Fifty-eight years ago, as a young college student sitting in a Philadelphia shul on Yom Kippur, all I could think about was the final blowing of the shofar and running home to feast on the delicacies my mother had made for break fast.
Fast forward to four young college students who could have spent Yom Kippur with their families, or be in Jerusalem (where one lives) or in the cosmopolitan city of Tel Aviv, but chose to “leave their land, their relatives, and their father’s house” and like our Father Abraham, to travel to a wilderness, where they spent their Yom Kippur in a federal prison with Jewish inmates (“An unforgettable Yom Kippur — in prison,” Oct. 11, 2019). This was the penultimate act of “teshuvah, tefillah and tzedakah.”
Their spirit, their enthusiasm and their camaraderie gave to us inmates, who may have never had a visit, a vivification to our Jewish community and gave us a hope to be inscribed in the Book of Redemption for a life of freedom once again.
As an incarcerated Jewish inmate, we become our worse self-critic and see ourself as a shanda.
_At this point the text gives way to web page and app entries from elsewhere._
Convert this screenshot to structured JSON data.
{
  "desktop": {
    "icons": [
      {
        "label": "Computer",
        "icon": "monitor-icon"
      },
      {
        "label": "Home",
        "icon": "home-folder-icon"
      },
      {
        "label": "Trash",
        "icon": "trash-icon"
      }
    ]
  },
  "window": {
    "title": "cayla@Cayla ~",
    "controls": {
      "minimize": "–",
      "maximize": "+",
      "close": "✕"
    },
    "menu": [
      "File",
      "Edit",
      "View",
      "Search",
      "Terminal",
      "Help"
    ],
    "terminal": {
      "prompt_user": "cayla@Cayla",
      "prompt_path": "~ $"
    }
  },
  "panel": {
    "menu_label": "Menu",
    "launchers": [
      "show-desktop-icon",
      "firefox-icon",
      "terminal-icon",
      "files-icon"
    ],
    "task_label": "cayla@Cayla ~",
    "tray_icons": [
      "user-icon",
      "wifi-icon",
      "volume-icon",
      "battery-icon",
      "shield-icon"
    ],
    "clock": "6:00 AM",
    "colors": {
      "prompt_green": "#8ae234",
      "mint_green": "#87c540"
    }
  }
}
But those young men treated us with respect, reminding us we are still a part of the Jewish family.
LSCI Butner, North Carolina